Cities Changing Diabetes in Poland surveyed more than 4,000 elementary school teachers to determine their attitudes towards and beliefs about healthy eating and diabetes. Based on this research, experts from the Lazarski University in Warsaw, the Jagiellonian University in Krakow and the scientific council of the Cities Changing Diabetes programme are designing systematic interventions to improve the health of the Polish population. 

 

Supporting children and their families 

Cities Changing Diabetes in Krakow is working with the local government to set up a school kitchen for elementary school children with special dietary needs. Children with food allergies, celiac disease, diabetes, phenylketonuria or cystic fibrosis will be referred to the programme by their school principals. The kitchen will be set up at one of the nursing homes and will help meet the needs of families struggling to prepare daily meals that meet specific health and nutritional requirements. The city will finance the kitchen, which is scheduled to open in 2023.  

 

Educational materials planned for schools 

In collaboration with Jagiellonian University, Cities Changing Diabetes in Krakow is developing a questionnaire survey to determine the precise nutritional needs of students attending Krakow's elementary schools. Educational materials will then be prepared for teachers and schoolchildren on preventing obesity and diabetes. These materials will be in both Polish and Ukrainian to accommodate the foreign students whose families took refuge in Poland following the outbreak of war in Ukraine at the beginning of 2022.  

 

“As a partner city of the Cities Changing Diabetes programme, we plan to host a kitchen dedicated to students with special dietary needs on the grounds of one of the nursing homes. We believe this will help solve the problems of many families struggling with the cost of preparing meals for their children that meet special health requirements.”
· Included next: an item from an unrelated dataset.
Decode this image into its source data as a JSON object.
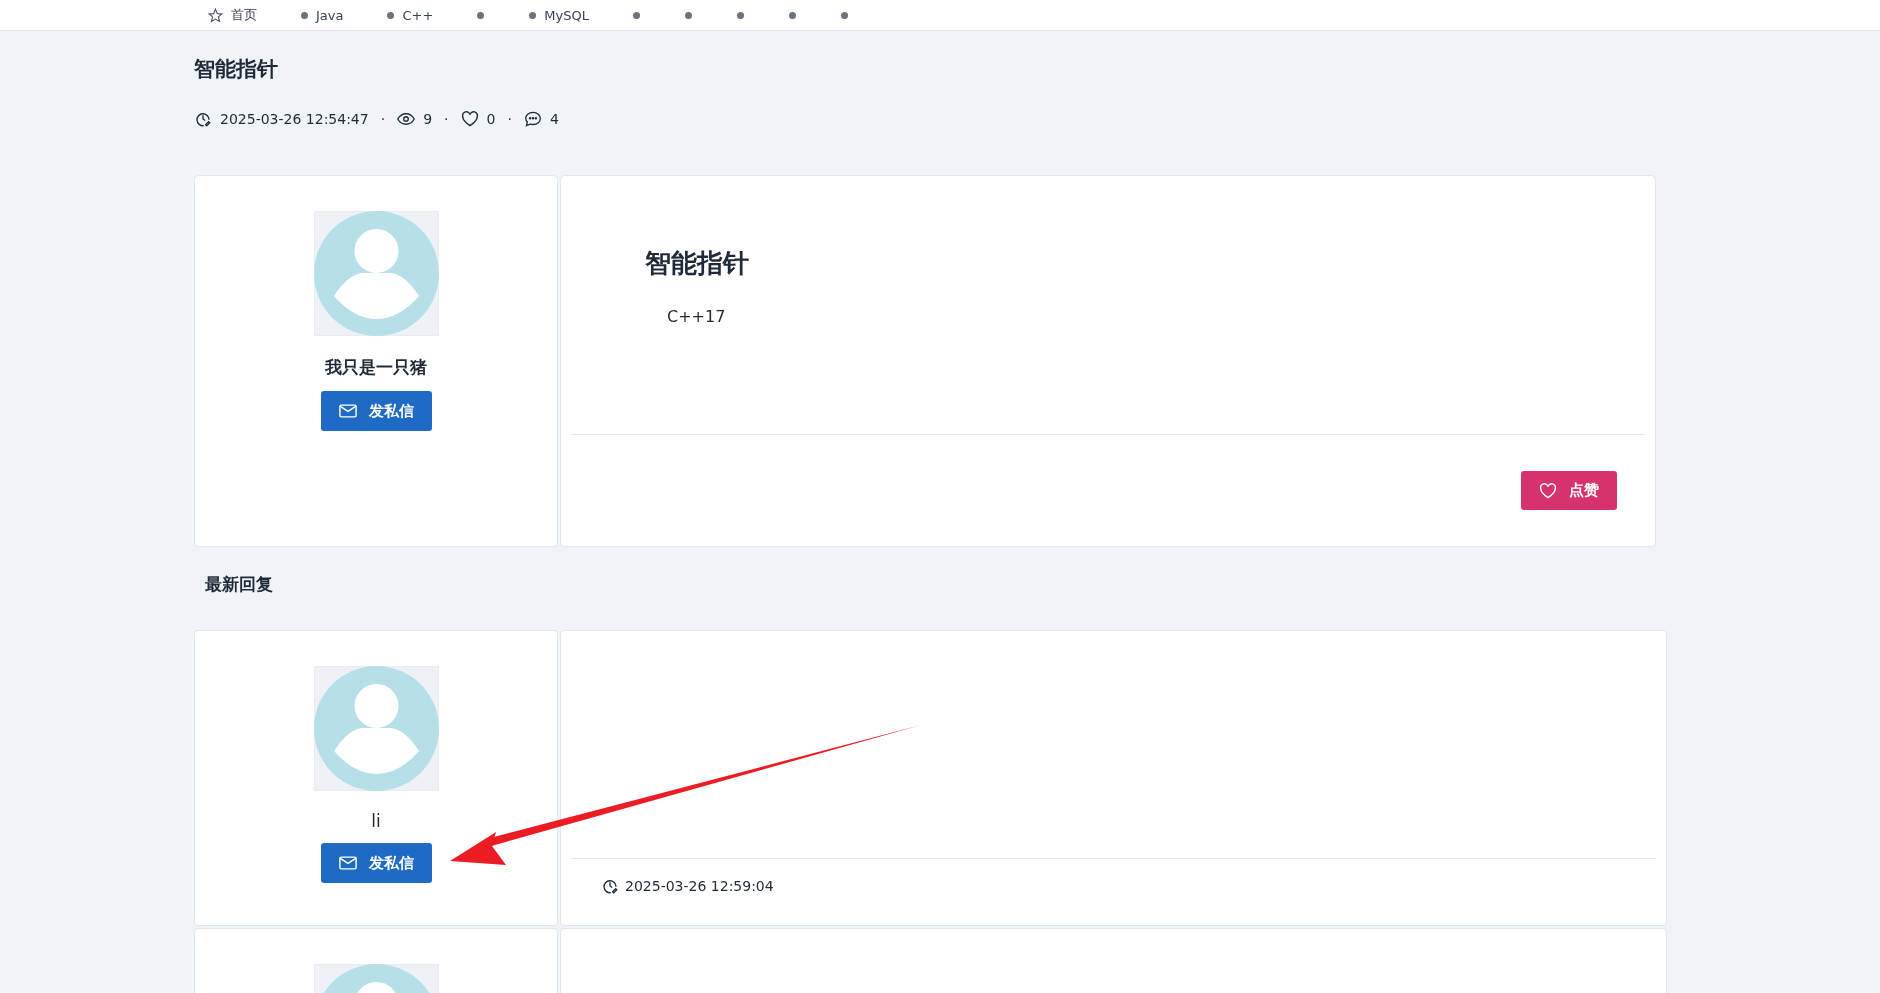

— Elżbieta Kois-Żurek, Director of the Social Policy and Health Department of the City of Krakow

Institute of Healthcare Management, Lazarski University
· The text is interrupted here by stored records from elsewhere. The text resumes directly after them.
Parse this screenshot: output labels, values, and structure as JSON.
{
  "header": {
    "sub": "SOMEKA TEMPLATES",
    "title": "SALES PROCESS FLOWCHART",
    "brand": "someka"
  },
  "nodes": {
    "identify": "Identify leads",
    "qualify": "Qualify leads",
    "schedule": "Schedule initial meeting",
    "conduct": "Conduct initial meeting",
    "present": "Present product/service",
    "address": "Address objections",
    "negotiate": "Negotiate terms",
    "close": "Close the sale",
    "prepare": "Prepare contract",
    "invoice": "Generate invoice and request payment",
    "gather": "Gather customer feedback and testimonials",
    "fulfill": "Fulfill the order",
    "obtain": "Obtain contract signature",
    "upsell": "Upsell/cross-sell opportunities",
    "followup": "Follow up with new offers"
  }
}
The Programme Council of Cities Changing Diabetes in Poland 

Representatives of the Krakow City Hall

1.

Woźniacka R, Bac A, Kowal M, Matusik S. Differences in the prevalence of overweight and obesity in 5- to 14-year-old children in Kraków, Poland, using three national BMI cut-offs. J Biosoc Sci. May 2018;50(3):365-379. doi:10.1017/s0021932017000426